Getting “rouged” is what marketers would call a “sticky” word. Usually sticky words invite positive publicity. Witness Lululemon and their April fools “Mansy”, the high cut one piece yoga suit for men https://www.flickr.com/photos/tobyvs/2371674531/ (warning: it isn’t pretty!)
Or Parisa wax inventing “backvertising” when they commandeered a hairy guy’s back to wax in their logo and parade him around Kids beach handing out samples. http://vimeo.com/7479018 (again a visual disclaimer is likely in order!)
But “I got rouged” will quickly become the brunt of negative jokes. Air Canada’s brand name Rouge has now become the lexicon for being taken. That’s NOT where you want your identity to be.
Adding to the fire is the apparent attempt by the airline to remove posted complaints from their Facebook page. But they’re still coming fast a furious, and Air Canada’s response is at times comical. I particularly like the exchange with a customer suggesting he could upgrade for a fee because he was tall… No kidding! https://www.facebook.com/aircanadarouge
At stake of course is profit. The closer spacing of seats and a reduced number of larger premium seats, allows the airline to put in two more rows, for a total of 18 more seats on an Airbus plane normally carrying 525 passengers. By using the newly configured plane on many non-business routes, the airline stands to increase profits substantially.
But at what cost to customer loyalty and brand value?
Given the initial stumbles and consumer push back, perhaps the name Rouge will be the colour of their financial statements. Or the colour on their embarrassed cheeks dealing with the social media fiasco.
And just in time for Mother’s Day this past weekend, our other national airline, Westjet, with their quirky sense of humour, put this ad out. With a wink and a nudge to Danny DeVito and Billy Crystal in the 1987 comedy “Throw Momma from the Train,” Westjet proves yet again the truth in their positioning line: It’s nicer up here.

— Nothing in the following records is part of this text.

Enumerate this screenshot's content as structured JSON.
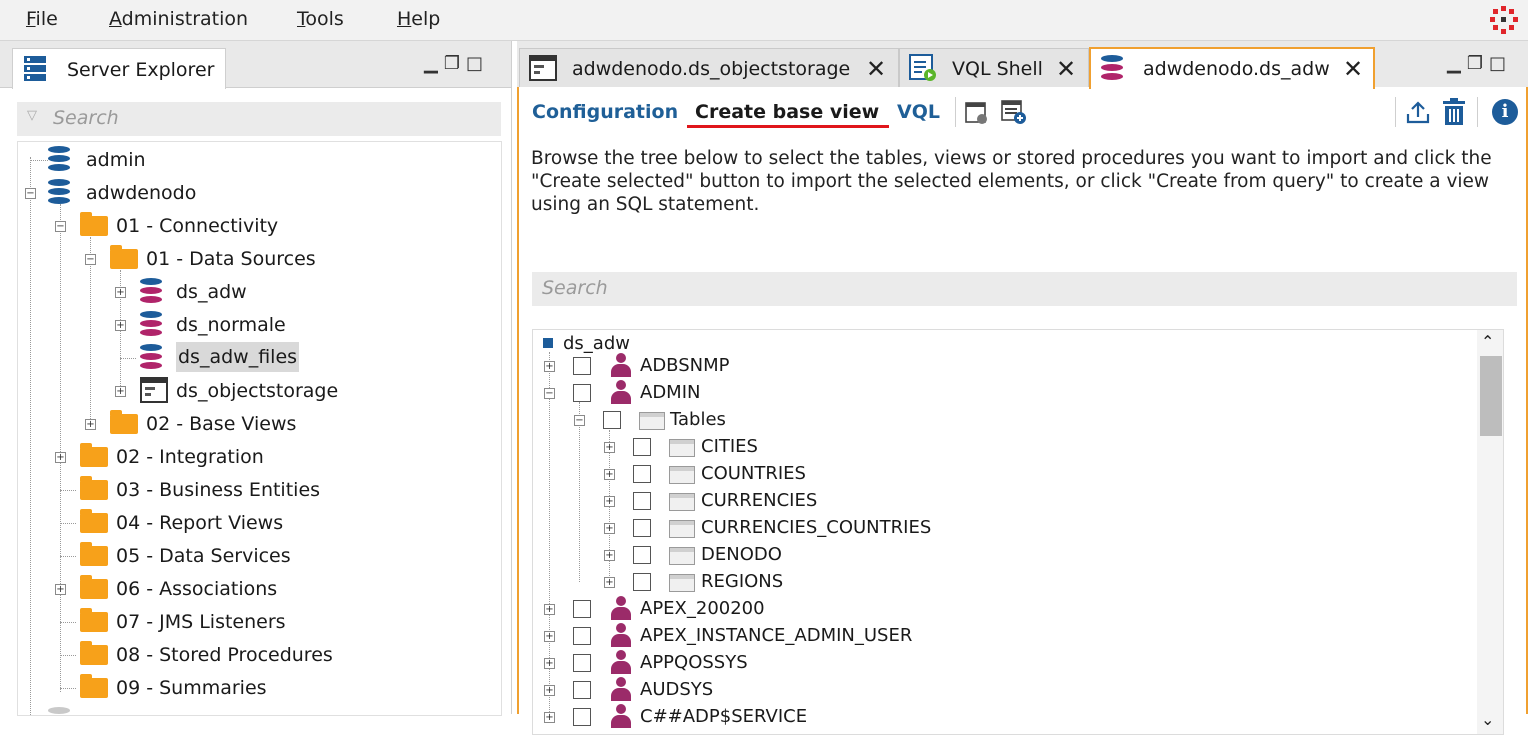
{
  "menu": {
    "items": [
      {
        "key": "F",
        "rest": "ile"
      },
      {
        "key": "A",
        "rest": "dministration"
      },
      {
        "key": "T",
        "rest": "ools"
      },
      {
        "key": "H",
        "rest": "elp"
      }
    ]
  },
  "left_panel": {
    "tab_label": "Server Explorer",
    "search_placeholder": "Search",
    "tree": [
      {
        "label": "admin"
      },
      {
        "label": "adwdenodo"
      },
      {
        "label": "01 - Connectivity"
      },
      {
        "label": "01 - Data Sources"
      },
      {
        "label": "ds_adw"
      },
      {
        "label": "ds_normale"
      },
      {
        "label": "ds_adw_files"
      },
      {
        "label": "ds_objectstorage"
      },
      {
        "label": "02 - Base Views"
      },
      {
        "label": "02 - Integration"
      },
      {
        "label": "03 - Business Entities"
      },
      {
        "label": "04 - Report Views"
      },
      {
        "label": "05 - Data Services"
      },
      {
        "label": "06 - Associations"
      },
      {
        "label": "07 - JMS Listeners"
      },
      {
        "label": "08 - Stored Procedures"
      },
      {
        "label": "09 - Summaries"
      }
    ]
  },
  "right_panel": {
    "tabs": [
      {
        "label": "adwdenodo.ds_objectstorage"
      },
      {
        "label": "VQL Shell"
      },
      {
        "label": "adwdenodo.ds_adw"
      }
    ],
    "subtabs": {
      "configuration": "Configuration",
      "create_base_view": "Create base view",
      "vql": "VQL"
    },
    "description": "Browse the tree below to select the tables, views or stored procedures you want to import and click the \"Create selected\" button to import the selected elements, or click \"Create from query\" to create a view using an SQL statement.",
    "search_placeholder": "Search",
    "tree_root": "ds_adw",
    "tree": [
      {
        "label": "ADBSNMP"
      },
      {
        "label": "ADMIN"
      },
      {
        "label": "Tables"
      },
      {
        "label": "CITIES"
      },
      {
        "label": "COUNTRIES"
      },
      {
        "label": "CURRENCIES"
      },
      {
        "label": "CURRENCIES_COUNTRIES"
      },
      {
        "label": "DENODO"
      },
      {
        "label": "REGIONS"
      },
      {
        "label": "APEX_200200"
      },
      {
        "label": "APEX_INSTANCE_ADMIN_USER"
      },
      {
        "label": "APPQOSSYS"
      },
      {
        "label": "AUDSYS"
      },
      {
        "label": "C##ADP$SERVICE"
      }
    ]
  },
  "colors": {
    "accent_orange": "#f0a030",
    "subtab_blue": "#1f5f97",
    "underline_red": "#e0161b",
    "folder": "#f7a11a",
    "user_icon": "#9b2b69",
    "db_blue": "#1d5c9a",
    "db_magenta": "#b0246a"
  }
}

Timely, irreverent, and fun. At least one of these airlines understands good marketing.